Employers often utilize separation agreements for departing employees. In the most common situations, employees who are separating receive certain benefits in return for their agreement to release the employer and related parties from all claims relating to their employment. While there are numerous ways to approach such agreements, there are certain issues employers are well advised to consider regardless of the particular circumstances: Continue reading this entry
When an employer terminates an employee, it has to decide whether to offer the employee separation pay (severance) in return for a release of claims. (See previous Legal News: Employment Law Weekly Update, May 29, 2012). Employers are generally not legally required to provide separation pay. Some employers choose never to offer separation pay, or to do so only in very limited circumstances. For many employers, though, offering separation pay is almost the default position — they offer separation pay almost as a matter of course to terminated employees. This is no doubt driven in part by a desire to avoid the risk and expense of employment lawsuits. But, is it the right approach? After all, most terminated employees do not file lawsuits, and if an employer offers separation pay to all of them, it will be paying separation pay to a great many individuals who would never have pursued litigation.Continue reading this entry

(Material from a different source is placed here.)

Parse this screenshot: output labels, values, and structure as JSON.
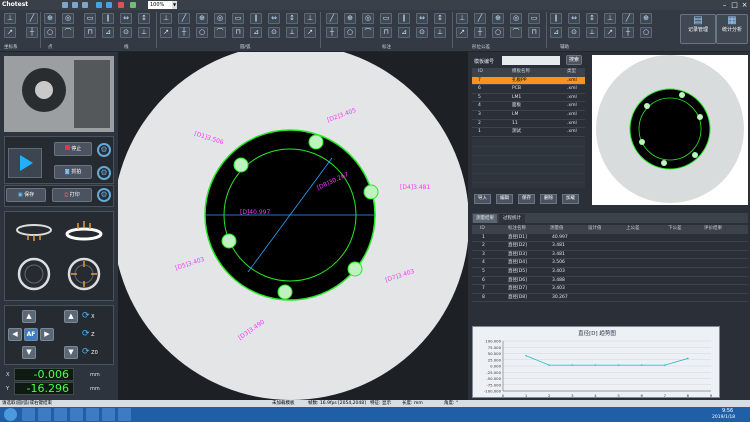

While separation agreements are one way that an employer can effectively manage its post-employment litigation risks, the validity of a poorly drafted agreement could be contested in court. A recent decision serves as a reminder of the importance of drafting separation agreements in a clear manner that will survive legal scrutiny.